WHAT IS NEEDED: Word for word, repeat every record.

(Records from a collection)
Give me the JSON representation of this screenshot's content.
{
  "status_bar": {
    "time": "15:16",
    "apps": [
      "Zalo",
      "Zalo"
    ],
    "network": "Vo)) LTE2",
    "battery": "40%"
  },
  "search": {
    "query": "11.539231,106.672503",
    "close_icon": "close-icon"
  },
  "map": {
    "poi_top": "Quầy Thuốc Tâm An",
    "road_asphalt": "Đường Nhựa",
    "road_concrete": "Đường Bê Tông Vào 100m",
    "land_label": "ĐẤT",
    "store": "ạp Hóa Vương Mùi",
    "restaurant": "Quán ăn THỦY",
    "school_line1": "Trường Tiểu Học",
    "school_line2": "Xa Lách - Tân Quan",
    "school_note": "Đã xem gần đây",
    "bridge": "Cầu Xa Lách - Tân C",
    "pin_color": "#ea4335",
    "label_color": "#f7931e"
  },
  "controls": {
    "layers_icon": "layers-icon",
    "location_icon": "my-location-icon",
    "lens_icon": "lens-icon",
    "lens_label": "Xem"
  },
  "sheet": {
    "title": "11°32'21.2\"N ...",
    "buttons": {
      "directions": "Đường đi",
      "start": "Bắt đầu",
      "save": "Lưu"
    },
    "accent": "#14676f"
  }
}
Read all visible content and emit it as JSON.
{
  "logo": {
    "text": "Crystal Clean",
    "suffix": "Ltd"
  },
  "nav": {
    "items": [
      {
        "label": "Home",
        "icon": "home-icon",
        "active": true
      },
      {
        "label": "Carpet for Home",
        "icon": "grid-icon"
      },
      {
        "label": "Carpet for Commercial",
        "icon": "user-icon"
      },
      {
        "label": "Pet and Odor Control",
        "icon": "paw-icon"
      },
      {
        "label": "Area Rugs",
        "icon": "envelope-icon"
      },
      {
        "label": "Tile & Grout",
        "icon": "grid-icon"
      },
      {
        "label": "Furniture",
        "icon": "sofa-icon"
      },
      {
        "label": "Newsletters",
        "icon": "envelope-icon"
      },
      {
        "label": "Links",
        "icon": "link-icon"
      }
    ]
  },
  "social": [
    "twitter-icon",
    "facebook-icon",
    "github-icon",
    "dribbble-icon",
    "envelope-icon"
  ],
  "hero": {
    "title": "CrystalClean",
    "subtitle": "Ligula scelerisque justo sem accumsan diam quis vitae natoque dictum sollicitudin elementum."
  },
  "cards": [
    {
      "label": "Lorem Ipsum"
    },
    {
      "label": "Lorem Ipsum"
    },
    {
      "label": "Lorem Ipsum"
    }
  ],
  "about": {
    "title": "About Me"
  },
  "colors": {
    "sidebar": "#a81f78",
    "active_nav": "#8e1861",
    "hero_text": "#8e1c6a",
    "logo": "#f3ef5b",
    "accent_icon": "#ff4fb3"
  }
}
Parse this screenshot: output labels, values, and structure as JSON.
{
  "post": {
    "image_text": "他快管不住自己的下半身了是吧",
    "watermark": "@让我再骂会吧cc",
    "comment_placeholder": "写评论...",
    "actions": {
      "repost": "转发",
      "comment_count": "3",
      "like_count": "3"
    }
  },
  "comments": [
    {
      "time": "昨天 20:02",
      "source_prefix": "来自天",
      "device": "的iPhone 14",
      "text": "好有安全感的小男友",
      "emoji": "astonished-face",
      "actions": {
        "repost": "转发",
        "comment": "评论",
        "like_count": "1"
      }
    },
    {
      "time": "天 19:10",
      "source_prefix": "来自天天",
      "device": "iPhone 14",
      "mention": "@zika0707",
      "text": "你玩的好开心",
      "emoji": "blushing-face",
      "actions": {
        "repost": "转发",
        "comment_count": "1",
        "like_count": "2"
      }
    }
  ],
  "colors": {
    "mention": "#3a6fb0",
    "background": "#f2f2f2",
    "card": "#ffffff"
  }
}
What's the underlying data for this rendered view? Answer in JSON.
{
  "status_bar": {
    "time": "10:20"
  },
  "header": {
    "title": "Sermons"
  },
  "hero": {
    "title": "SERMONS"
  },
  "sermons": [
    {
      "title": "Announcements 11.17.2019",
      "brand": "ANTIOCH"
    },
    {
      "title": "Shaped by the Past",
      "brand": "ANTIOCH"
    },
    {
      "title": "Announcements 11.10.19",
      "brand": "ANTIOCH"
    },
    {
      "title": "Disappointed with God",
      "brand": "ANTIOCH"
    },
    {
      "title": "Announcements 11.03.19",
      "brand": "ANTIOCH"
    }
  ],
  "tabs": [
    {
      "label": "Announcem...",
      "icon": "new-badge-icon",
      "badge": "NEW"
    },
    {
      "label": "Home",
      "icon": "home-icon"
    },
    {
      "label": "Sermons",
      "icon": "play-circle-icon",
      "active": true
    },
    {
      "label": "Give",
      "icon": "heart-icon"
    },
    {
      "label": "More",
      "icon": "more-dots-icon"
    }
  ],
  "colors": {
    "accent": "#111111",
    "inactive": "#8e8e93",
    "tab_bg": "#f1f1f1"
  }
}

EXERCISE RESPONSE:
Give me the JSON representation of this screenshot's content.
{
  "status_bar": {
    "time": "15:16",
    "apps": [
      "Zalo",
      "Zalo"
    ],
    "network": "Vo)) LTE2",
    "battery": "40%"
  },
  "search": {
    "query": "11.539231,106.672503",
    "close_icon": "close-icon"
  },
  "map": {
    "poi_top": "Quầy Thuốc Tâm An",
    "road_asphalt": "Đường Nhựa",
    "road_concrete": "Đường Bê Tông Vào 100m",
    "land_label": "ĐẤT",
    "store": "ạp Hóa Vương Mùi",
    "restaurant": "Quán ăn THỦY",
    "school_line1": "Trường Tiểu Học",
    "school_line2": "Xa Lách - Tân Quan",
    "school_note": "Đã xem gần đây",
    "bridge": "Cầu Xa Lách - Tân C",
    "pin_color": "#ea4335",
    "label_color": "#f7931e"
  },
  "controls": {
    "layers_icon": "layers-icon",
    "location_icon": "my-location-icon",
    "lens_icon": "lens-icon",
    "lens_label": "Xem"
  },
  "sheet": {
    "title": "11°32'21.2\"N ...",
    "buttons": {
      "directions": "Đường đi",
      "start": "Bắt đầu",
      "save": "Lưu"
    },
    "accent": "#14676f"
  }
}
Read all visible content and emit it as JSON.
{
  "logo": {
    "text": "Crystal Clean",
    "suffix": "Ltd"
  },
  "nav": {
    "items": [
      {
        "label": "Home",
        "icon": "home-icon",
        "active": true
      },
      {
        "label": "Carpet for Home",
        "icon": "grid-icon"
      },
      {
        "label": "Carpet for Commercial",
        "icon": "user-icon"
      },
      {
        "label": "Pet and Odor Control",
        "icon": "paw-icon"
      },
      {
        "label": "Area Rugs",
        "icon": "envelope-icon"
      },
      {
        "label": "Tile & Grout",
        "icon": "grid-icon"
      },
      {
        "label": "Furniture",
        "icon": "sofa-icon"
      },
      {
        "label": "Newsletters",
        "icon": "envelope-icon"
      },
      {
        "label": "Links",
        "icon": "link-icon"
      }
    ]
  },
  "social": [
    "twitter-icon",
    "facebook-icon",
    "github-icon",
    "dribbble-icon",
    "envelope-icon"
  ],
  "hero": {
    "title": "CrystalClean",
    "subtitle": "Ligula scelerisque justo sem accumsan diam quis vitae natoque dictum sollicitudin elementum."
  },
  "cards": [
    {
      "label": "Lorem Ipsum"
    },
    {
      "label": "Lorem Ipsum"
    },
    {
      "label": "Lorem Ipsum"
    }
  ],
  "about": {
    "title": "About Me"
  },
  "colors": {
    "sidebar": "#a81f78",
    "active_nav": "#8e1861",
    "hero_text": "#8e1c6a",
    "logo": "#f3ef5b",
    "accent_icon": "#ff4fb3"
  }
}
Parse this screenshot: output labels, values, and structure as JSON.
{
  "post": {
    "image_text": "他快管不住自己的下半身了是吧",
    "watermark": "@让我再骂会吧cc",
    "comment_placeholder": "写评论...",
    "actions": {
      "repost": "转发",
      "comment_count": "3",
      "like_count": "3"
    }
  },
  "comments": [
    {
      "time": "昨天 20:02",
      "source_prefix": "来自天",
      "device": "的iPhone 14",
      "text": "好有安全感的小男友",
      "emoji": "astonished-face",
      "actions": {
        "repost": "转发",
        "comment": "评论",
        "like_count": "1"
      }
    },
    {
      "time": "天 19:10",
      "source_prefix": "来自天天",
      "device": "iPhone 14",
      "mention": "@zika0707",
      "text": "你玩的好开心",
      "emoji": "blushing-face",
      "actions": {
        "repost": "转发",
        "comment_count": "1",
        "like_count": "2"
      }
    }
  ],
  "colors": {
    "mention": "#3a6fb0",
    "background": "#f2f2f2",
    "card": "#ffffff"
  }
}
What's the underlying data for this rendered view? Answer in JSON.
{
  "status_bar": {
    "time": "10:20"
  },
  "header": {
    "title": "Sermons"
  },
  "hero": {
    "title": "SERMONS"
  },
  "sermons": [
    {
      "title": "Announcements 11.17.2019",
      "brand": "ANTIOCH"
    },
    {
      "title": "Shaped by the Past",
      "brand": "ANTIOCH"
    },
    {
      "title": "Announcements 11.10.19",
      "brand": "ANTIOCH"
    },
    {
      "title": "Disappointed with God",
      "brand": "ANTIOCH"
    },
    {
      "title": "Announcements 11.03.19",
      "brand": "ANTIOCH"
    }
  ],
  "tabs": [
    {
      "label": "Announcem...",
      "icon": "new-badge-icon",
      "badge": "NEW"
    },
    {
      "label": "Home",
      "icon": "home-icon"
    },
    {
      "label": "Sermons",
      "icon": "play-circle-icon",
      "active": true
    },
    {
      "label": "Give",
      "icon": "heart-icon"
    },
    {
      "label": "More",
      "icon": "more-dots-icon"
    }
  ],
  "colors": {
    "accent": "#111111",
    "inactive": "#8e8e93",
    "tab_bg": "#f1f1f1"
  }
}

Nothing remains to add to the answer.